◆ Exercise data:
=======

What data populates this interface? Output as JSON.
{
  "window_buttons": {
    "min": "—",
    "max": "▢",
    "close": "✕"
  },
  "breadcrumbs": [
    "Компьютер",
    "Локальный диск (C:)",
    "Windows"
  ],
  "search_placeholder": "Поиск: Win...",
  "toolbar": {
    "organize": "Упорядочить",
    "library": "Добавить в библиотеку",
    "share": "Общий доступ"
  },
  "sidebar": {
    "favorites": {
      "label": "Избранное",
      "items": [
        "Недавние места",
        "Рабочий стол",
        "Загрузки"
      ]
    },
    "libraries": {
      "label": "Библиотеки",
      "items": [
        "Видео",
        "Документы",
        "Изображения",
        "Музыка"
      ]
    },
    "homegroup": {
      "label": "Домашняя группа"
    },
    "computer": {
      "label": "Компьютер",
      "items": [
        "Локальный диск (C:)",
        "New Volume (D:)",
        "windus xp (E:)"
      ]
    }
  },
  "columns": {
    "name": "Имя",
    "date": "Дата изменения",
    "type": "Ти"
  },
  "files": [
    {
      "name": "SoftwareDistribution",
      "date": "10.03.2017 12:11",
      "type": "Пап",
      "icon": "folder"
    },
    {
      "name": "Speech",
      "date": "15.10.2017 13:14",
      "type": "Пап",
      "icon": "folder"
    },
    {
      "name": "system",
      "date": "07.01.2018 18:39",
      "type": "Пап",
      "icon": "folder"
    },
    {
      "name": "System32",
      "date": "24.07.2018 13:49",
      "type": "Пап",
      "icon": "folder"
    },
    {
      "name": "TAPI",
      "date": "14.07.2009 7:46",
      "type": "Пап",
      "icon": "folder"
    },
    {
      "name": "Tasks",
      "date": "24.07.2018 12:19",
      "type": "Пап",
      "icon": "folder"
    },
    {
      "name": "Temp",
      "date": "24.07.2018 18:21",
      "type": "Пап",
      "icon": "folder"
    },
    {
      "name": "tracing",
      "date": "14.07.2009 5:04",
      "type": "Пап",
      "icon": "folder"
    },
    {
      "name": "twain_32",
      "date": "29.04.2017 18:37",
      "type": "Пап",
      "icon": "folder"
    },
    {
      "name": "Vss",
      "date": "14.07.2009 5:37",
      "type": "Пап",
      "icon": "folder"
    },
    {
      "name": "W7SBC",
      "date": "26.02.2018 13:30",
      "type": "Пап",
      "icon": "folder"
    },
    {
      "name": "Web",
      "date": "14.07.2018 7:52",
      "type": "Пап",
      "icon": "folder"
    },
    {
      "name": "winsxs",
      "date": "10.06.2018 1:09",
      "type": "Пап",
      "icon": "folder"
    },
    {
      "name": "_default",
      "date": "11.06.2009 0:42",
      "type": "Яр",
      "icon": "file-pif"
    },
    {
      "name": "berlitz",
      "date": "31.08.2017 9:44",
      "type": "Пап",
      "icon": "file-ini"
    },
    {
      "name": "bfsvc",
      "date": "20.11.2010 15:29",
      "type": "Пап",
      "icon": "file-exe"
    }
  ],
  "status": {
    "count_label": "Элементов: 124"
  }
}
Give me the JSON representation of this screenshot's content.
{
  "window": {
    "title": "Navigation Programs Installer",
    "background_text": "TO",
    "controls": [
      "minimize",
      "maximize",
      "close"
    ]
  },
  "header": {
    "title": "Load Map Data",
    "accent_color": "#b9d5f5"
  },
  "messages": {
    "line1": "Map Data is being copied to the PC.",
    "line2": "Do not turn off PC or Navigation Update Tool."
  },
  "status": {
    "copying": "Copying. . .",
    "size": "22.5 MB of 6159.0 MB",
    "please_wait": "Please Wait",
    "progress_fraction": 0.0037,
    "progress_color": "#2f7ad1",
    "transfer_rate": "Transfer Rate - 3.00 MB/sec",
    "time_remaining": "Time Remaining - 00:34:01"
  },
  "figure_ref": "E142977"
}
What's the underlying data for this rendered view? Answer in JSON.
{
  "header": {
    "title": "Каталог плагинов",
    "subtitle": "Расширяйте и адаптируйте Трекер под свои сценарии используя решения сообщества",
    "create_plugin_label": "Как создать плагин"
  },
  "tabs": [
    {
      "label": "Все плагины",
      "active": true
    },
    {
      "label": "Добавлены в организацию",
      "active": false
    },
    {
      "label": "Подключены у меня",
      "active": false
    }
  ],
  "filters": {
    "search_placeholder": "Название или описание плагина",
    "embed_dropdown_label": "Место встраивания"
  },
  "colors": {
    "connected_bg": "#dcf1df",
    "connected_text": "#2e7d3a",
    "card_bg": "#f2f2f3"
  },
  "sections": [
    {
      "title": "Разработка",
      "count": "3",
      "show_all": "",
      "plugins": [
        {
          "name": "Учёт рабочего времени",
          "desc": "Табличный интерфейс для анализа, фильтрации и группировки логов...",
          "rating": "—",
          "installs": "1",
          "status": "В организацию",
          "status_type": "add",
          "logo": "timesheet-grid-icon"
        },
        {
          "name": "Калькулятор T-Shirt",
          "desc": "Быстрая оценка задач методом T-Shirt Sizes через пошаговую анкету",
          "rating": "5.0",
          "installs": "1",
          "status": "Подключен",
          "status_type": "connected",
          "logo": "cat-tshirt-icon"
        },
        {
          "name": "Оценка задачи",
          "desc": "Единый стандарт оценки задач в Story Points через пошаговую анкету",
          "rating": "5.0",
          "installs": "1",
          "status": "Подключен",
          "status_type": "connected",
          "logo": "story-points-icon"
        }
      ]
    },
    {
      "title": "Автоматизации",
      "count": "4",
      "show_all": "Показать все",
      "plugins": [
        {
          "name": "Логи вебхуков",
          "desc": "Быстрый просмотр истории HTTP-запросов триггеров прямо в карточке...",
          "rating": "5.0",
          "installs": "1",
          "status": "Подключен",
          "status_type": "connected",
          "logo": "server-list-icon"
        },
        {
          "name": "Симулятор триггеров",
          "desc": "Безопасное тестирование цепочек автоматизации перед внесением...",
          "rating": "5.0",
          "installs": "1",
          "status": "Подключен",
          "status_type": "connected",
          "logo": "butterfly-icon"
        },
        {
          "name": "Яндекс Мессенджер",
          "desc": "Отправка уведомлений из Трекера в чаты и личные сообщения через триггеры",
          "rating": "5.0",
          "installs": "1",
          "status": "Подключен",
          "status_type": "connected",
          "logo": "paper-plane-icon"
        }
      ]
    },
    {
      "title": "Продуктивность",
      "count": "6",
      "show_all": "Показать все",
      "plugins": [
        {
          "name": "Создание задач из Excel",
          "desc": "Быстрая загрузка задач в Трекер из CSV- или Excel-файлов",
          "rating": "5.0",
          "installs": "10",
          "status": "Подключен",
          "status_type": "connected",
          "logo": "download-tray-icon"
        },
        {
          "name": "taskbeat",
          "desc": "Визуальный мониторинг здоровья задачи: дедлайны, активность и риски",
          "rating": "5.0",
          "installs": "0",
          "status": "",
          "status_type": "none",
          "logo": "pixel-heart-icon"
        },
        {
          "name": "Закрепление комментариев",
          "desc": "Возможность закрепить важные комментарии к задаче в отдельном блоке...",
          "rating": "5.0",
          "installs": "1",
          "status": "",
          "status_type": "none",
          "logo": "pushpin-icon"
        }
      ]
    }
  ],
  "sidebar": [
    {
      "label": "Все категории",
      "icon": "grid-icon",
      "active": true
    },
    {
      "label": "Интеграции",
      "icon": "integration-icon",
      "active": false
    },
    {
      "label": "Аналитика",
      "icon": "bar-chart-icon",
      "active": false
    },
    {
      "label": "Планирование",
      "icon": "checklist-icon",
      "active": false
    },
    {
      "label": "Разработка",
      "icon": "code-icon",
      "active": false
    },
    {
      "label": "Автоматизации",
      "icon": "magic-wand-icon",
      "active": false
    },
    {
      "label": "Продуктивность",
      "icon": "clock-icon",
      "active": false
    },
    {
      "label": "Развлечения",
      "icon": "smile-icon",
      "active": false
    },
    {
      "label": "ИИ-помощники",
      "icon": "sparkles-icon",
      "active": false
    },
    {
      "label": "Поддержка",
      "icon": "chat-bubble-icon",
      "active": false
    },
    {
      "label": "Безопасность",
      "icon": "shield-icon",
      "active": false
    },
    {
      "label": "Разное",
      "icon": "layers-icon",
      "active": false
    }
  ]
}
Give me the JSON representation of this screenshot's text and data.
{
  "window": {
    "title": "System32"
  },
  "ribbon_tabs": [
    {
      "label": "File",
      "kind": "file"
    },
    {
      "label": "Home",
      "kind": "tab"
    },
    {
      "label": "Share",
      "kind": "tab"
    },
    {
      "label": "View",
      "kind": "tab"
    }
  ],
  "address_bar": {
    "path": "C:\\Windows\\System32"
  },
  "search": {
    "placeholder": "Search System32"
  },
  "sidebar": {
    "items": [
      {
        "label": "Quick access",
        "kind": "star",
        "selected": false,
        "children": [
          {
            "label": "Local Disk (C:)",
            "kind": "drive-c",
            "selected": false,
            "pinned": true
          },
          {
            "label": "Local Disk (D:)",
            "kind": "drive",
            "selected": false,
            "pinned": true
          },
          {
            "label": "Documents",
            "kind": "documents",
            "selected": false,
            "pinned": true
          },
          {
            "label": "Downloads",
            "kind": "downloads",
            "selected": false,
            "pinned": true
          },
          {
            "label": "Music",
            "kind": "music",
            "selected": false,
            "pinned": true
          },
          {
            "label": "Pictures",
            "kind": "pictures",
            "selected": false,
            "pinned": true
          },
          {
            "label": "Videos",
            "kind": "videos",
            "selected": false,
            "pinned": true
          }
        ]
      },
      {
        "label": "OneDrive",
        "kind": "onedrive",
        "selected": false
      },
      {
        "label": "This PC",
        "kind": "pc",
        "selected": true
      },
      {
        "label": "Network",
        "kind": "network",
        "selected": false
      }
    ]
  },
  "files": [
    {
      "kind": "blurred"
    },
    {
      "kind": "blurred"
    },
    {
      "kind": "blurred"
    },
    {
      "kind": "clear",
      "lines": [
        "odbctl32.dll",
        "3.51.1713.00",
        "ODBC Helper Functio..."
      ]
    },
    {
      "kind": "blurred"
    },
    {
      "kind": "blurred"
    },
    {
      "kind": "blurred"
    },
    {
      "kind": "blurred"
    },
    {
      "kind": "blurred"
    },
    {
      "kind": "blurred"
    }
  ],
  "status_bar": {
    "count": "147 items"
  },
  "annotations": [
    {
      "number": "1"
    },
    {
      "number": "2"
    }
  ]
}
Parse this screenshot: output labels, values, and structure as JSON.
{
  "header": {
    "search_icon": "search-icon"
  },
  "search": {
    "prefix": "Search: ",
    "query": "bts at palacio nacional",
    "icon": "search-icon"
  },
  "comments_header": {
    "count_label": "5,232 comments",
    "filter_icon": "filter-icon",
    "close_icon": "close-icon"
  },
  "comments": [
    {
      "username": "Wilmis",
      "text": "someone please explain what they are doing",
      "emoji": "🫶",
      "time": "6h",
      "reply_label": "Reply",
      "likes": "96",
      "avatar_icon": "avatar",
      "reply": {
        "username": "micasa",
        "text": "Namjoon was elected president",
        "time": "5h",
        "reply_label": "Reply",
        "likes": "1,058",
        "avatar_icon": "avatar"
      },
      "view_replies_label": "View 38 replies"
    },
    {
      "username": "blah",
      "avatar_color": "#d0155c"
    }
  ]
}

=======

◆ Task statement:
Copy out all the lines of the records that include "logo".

◆ Result:
          "logo": "timesheet-grid-icon"
          "logo": "cat-tshirt-icon"
          "logo": "story-points-icon"
          "logo": "server-list-icon"
          "logo": "butterfly-icon"
          "logo": "paper-plane-icon"
          "logo": "download-tray-icon"
          "logo": "pixel-heart-icon"
          "logo": "pushpin-icon"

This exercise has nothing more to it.